• [EXERCISE DIRECTIONS]
Give again, word for word, the line holding "What data populates" and every line after it through the end of the data below. Omit pictures.

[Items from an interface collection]
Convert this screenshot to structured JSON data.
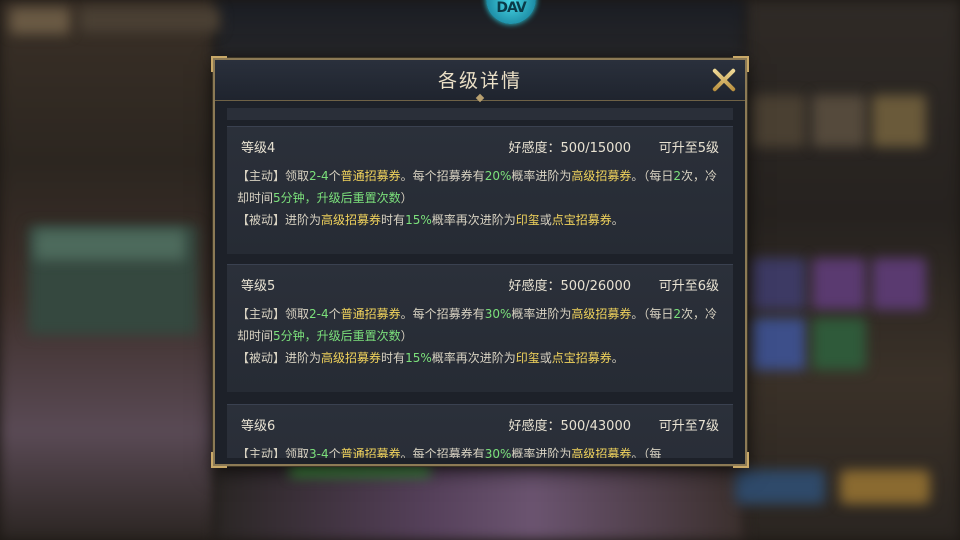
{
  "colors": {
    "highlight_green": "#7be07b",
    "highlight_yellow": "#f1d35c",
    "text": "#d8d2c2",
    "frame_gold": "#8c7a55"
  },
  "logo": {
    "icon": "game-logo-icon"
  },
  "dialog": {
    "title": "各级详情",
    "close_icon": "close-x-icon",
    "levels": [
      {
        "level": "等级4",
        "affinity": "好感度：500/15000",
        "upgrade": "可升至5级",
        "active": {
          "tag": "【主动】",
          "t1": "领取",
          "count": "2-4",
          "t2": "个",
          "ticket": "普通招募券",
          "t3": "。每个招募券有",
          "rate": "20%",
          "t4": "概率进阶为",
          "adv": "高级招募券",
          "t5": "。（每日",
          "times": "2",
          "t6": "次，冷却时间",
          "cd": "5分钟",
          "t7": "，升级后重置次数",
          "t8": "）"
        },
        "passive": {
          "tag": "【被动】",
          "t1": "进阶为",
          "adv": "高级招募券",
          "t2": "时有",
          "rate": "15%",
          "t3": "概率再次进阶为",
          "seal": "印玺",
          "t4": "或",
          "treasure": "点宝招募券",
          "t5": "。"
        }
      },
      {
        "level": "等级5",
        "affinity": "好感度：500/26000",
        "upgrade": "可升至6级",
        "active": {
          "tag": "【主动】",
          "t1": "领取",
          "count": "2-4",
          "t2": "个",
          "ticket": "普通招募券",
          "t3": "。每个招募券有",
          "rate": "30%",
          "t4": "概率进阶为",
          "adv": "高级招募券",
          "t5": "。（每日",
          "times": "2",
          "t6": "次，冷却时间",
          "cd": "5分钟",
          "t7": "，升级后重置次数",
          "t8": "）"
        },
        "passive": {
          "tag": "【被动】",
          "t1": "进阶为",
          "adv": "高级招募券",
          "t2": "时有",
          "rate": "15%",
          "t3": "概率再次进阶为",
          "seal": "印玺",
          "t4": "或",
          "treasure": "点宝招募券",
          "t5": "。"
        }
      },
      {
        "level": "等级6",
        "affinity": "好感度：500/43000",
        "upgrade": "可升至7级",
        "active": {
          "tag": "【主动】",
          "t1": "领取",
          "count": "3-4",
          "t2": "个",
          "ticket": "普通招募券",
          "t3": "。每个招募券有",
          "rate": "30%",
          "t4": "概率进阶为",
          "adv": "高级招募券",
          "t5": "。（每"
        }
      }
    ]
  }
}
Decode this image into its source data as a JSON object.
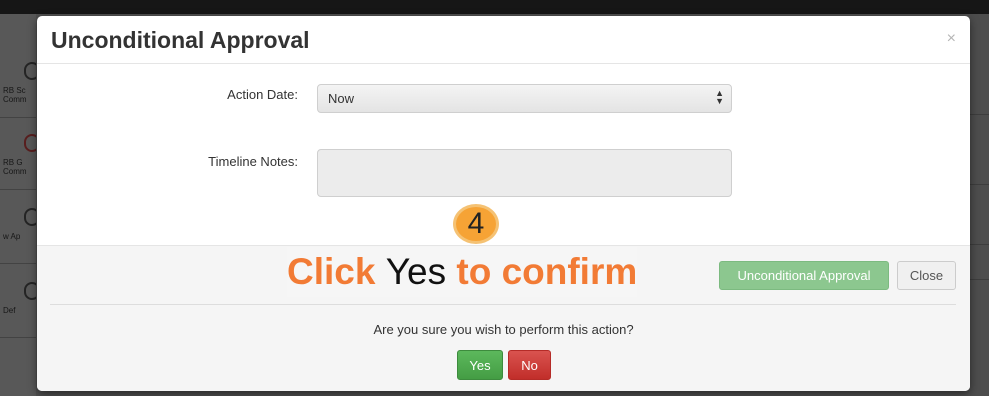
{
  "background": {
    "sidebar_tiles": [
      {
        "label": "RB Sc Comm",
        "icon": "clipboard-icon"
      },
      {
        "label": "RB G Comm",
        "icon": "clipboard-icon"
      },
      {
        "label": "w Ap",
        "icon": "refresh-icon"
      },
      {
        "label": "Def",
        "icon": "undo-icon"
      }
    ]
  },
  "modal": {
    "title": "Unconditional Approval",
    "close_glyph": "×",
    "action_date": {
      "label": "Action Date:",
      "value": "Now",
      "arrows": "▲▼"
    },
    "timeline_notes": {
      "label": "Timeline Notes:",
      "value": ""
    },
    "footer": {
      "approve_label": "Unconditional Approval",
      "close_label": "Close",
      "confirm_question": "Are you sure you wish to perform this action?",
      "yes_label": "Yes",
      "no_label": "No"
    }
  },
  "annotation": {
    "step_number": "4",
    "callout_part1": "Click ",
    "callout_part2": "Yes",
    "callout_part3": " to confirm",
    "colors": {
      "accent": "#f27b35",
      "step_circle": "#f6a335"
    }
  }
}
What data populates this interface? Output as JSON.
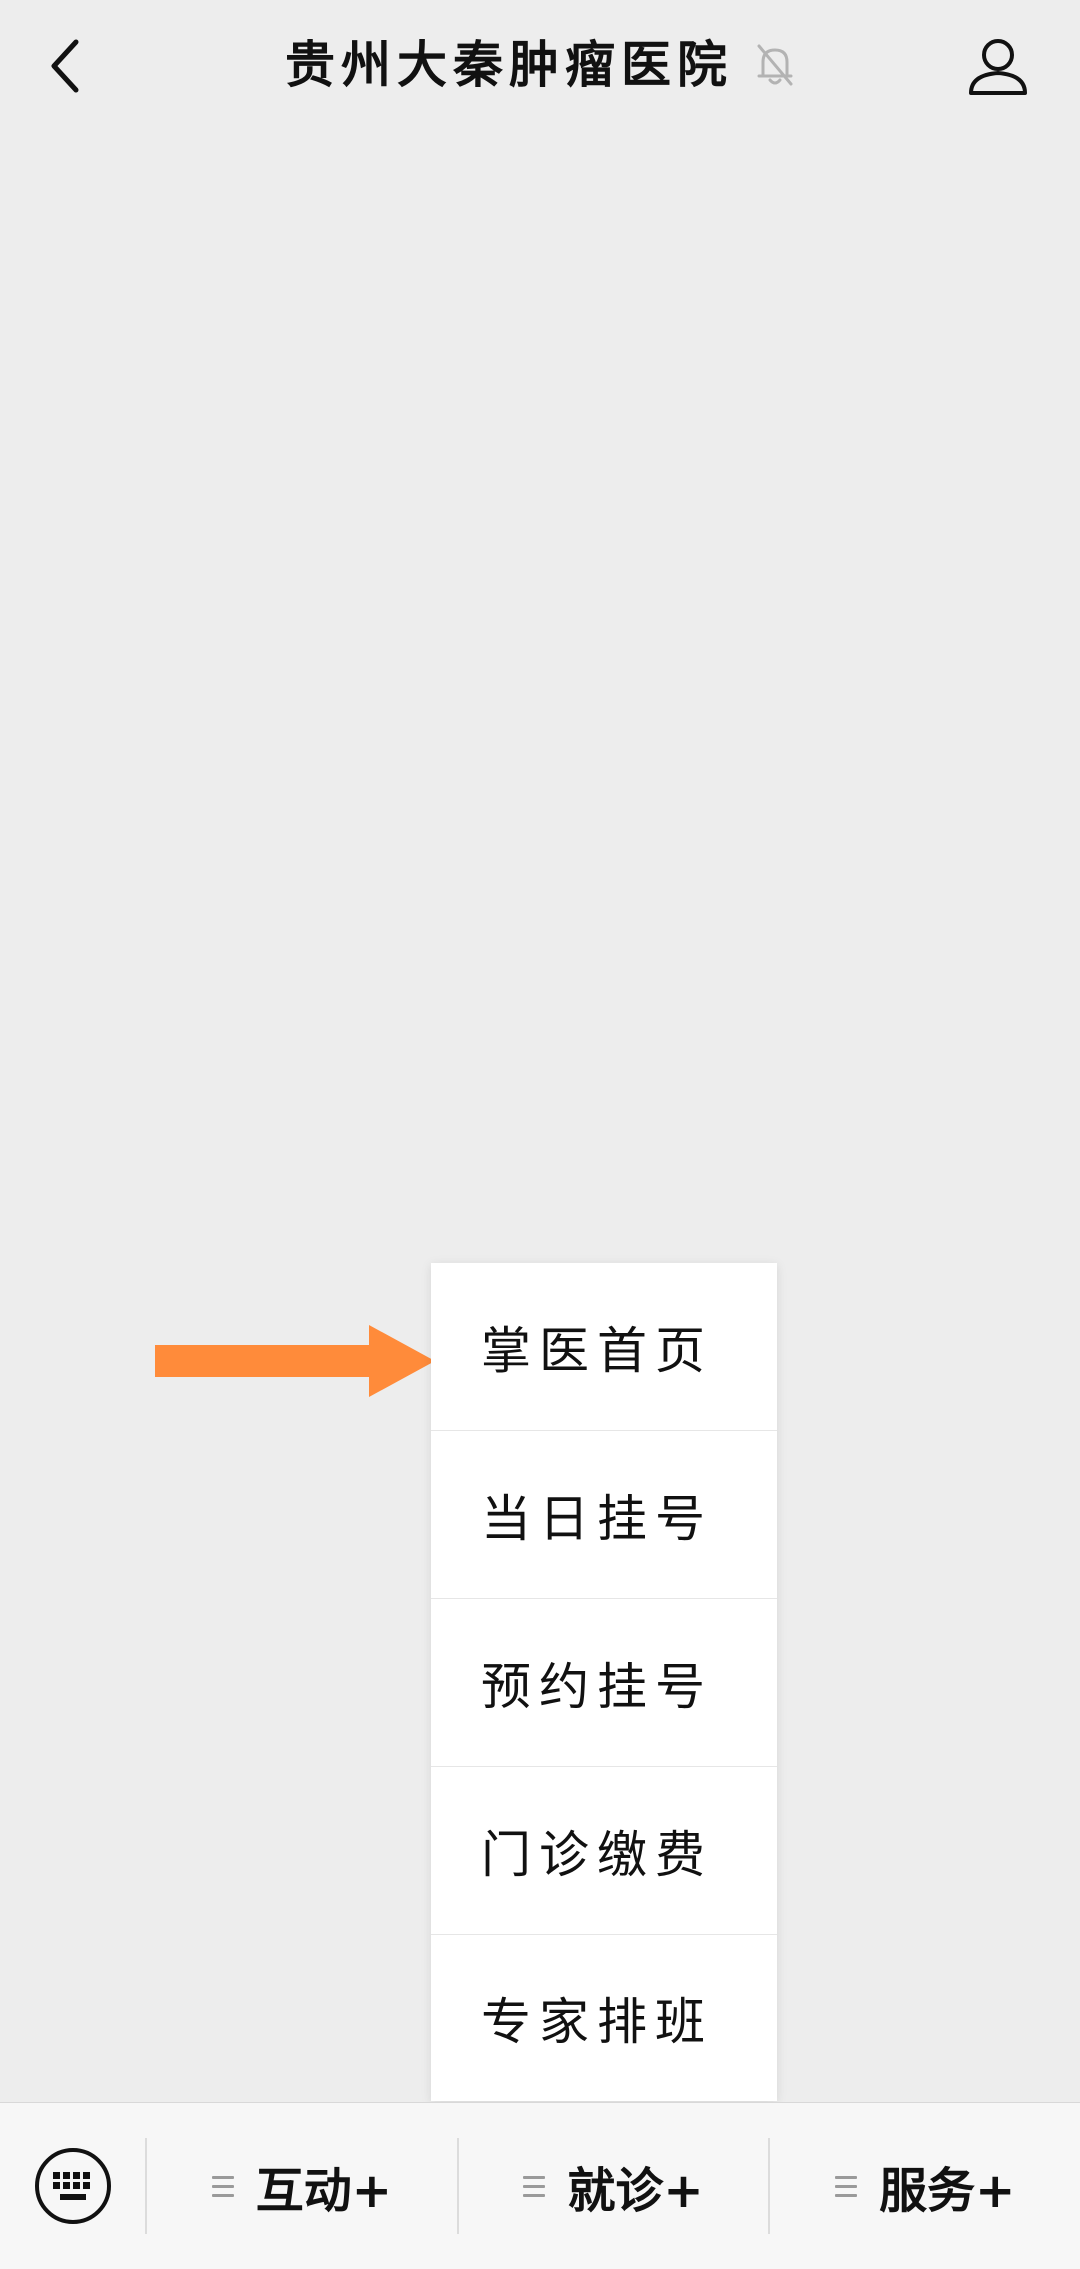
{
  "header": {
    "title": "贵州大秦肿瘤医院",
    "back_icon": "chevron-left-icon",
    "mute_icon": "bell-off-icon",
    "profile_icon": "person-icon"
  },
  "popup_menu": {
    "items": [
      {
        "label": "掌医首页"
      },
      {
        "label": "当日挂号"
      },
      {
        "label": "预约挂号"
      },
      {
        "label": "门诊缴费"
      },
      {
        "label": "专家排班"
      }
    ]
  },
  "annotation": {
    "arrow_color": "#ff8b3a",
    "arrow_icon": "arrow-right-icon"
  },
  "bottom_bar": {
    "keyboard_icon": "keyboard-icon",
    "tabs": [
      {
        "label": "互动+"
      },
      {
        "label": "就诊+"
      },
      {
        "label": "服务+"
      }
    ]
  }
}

• [OUTPUT]
What data populates this interface? Output as JSON.
{
  "header": {
    "title": "贵州大秦肿瘤医院",
    "back_icon": "chevron-left-icon",
    "mute_icon": "bell-off-icon",
    "profile_icon": "person-icon"
  },
  "popup_menu": {
    "items": [
      {
        "label": "掌医首页"
      },
      {
        "label": "当日挂号"
      },
      {
        "label": "预约挂号"
      },
      {
        "label": "门诊缴费"
      },
      {
        "label": "专家排班"
      }
    ]
  },
  "annotation": {
    "arrow_color": "#ff8b3a",
    "arrow_icon": "arrow-right-icon"
  },
  "bottom_bar": {
    "keyboard_icon": "keyboard-icon",
    "tabs": [
      {
        "label": "互动+"
      },
      {
        "label": "就诊+"
      },
      {
        "label": "服务+"
      }
    ]
  }
}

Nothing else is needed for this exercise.